Oakland is a major West Coast port, and the fifth busiest in the United States by cargo volume. The Port of Oakland handles 99% of all containerized goods moving through Northern California, representing $41 billion worth of international trade. There are nearly 200,000 jobs related to marine cargo transport in the Oakland area. These jobs range from minimum wage hourly positions to Transportation Storage and Distribution Managers who earn an annual average salary of US$91,520.
The Port of Oakland was an early innovator/pioneer in the technologies of Intermodal Containerized Shipping. The city is also home to several major corporations including Kaiser Permanente, Clorox, and Dreyer's ice cream. Tech companies such as Ask.com and Pandora Radio are in Oakland, and in recent years many start-up high tech and green energy companies have found a home in the downtown neighborhoods of Uptown, City Center, Jack London Square and Lake Merritt Financial District. In 2014, Oakland was the fifth ranked city for tech entrepreneurs by total venture capital investment. In 2015 Uber announced plans to build and house 3,000 employees in a new office at the site of the old Sears building, which is being redeveloped with plans to open in late 2017.
As of 2013, the San Francisco-Oakland-Hayward metropolitan area has a gross domestic product (GDP) of US$360.4 billion, ranking eighth among metropolitan areas in the United States. In 2014, Oakland was amongst the best cities to start a career, the highest ranked city in California after San Francisco. Additionally, Oakland ranked fourth in cities with professional opportunities. Numerous companies in San Francisco continue to expand in or migrate over to Oakland.
Oakland experienced an increase of both its population and of land values in the early-to-mid first decade of the 21st century. The 10k Plan, which began during former mayor Elihu Harris' administration, and intensified during former mayor Jerry Brown's administration resulted in several thousand units of new multi-family housing and development.
As one of the three major ports on the West Coast of the United States, the Port of Oakland is the largest seaport on San Francisco Bay and the fifth busiest container port in the United States. It was one of the earliest seaports to switch to containerization and to intermodal container transfer, thereby displacing the Port of San Francisco, which never modernized its waterfront. One of the earlier limitations to growth was the inability to transfer containers to rail lines, all cranes historically operating between ocean vessels and trucks. In the 1980s, the Port of Oakland began the evaluation of development of an intermodal container transfer capability, i.e., facilities that now allow trans-loading of containers from vessels to either trucks or rail modes.
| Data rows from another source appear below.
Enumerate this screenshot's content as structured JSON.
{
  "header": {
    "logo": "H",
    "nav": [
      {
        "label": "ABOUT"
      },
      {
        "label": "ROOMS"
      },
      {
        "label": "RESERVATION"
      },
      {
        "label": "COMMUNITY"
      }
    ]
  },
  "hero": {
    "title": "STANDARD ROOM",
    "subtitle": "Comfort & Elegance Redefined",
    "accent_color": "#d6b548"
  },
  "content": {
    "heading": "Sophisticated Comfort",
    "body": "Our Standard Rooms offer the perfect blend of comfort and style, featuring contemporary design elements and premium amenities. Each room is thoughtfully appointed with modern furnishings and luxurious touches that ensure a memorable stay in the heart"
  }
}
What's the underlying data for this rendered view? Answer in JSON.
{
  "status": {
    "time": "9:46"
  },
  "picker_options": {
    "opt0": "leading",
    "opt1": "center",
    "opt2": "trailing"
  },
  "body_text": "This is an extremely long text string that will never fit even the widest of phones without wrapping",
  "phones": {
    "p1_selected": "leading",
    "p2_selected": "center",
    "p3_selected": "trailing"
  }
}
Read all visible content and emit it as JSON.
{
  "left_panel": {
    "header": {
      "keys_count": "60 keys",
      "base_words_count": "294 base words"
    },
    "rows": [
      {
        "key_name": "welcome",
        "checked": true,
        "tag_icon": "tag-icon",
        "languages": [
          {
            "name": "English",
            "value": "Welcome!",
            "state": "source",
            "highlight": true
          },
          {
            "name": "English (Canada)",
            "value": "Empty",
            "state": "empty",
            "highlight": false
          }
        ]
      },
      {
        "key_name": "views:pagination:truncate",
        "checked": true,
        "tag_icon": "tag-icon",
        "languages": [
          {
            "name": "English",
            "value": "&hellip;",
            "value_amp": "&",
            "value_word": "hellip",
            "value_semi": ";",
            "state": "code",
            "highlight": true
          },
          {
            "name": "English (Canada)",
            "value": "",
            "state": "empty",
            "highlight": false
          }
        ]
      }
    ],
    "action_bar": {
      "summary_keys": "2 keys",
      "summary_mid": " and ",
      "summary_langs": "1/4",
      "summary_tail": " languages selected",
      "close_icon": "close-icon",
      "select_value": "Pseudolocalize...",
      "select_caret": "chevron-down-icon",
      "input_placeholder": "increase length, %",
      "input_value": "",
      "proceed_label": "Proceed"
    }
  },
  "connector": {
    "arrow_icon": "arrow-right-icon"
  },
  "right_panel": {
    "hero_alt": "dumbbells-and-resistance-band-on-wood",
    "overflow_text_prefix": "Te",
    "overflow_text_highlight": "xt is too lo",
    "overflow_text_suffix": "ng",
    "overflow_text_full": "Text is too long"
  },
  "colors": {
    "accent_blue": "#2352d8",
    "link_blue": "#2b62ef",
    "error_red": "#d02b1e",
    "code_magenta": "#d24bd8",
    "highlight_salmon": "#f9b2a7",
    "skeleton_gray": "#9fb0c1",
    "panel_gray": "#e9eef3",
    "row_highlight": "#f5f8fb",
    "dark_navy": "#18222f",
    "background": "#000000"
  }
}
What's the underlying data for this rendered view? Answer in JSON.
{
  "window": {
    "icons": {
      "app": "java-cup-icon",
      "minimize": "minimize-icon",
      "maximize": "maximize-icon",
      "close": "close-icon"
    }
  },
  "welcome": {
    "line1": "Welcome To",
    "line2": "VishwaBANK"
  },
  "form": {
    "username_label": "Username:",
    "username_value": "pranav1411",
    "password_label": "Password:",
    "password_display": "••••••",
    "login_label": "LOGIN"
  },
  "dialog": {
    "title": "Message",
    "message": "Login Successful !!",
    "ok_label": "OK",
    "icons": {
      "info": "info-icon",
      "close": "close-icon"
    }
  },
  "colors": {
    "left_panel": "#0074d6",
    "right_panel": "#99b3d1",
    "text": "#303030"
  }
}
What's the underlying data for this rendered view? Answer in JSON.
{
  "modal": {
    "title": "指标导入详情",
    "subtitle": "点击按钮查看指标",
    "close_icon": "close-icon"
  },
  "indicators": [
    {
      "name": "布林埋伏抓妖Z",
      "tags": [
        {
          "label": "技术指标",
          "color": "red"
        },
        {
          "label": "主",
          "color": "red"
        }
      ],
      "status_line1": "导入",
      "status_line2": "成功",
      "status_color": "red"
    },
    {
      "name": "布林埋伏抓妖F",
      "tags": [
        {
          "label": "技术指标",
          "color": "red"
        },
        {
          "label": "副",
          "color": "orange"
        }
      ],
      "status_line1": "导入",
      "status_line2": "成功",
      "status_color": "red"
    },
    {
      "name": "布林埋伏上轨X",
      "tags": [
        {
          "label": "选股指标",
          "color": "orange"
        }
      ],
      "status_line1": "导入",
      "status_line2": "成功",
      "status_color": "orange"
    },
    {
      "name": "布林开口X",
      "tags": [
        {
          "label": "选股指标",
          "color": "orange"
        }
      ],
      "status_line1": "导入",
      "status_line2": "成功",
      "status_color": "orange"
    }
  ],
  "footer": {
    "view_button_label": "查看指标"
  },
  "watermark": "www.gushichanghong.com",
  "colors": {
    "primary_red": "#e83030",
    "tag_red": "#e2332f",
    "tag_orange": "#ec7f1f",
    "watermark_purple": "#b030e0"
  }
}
Oakland tops the list of the 50 largest US cities using electricity from renewable sources.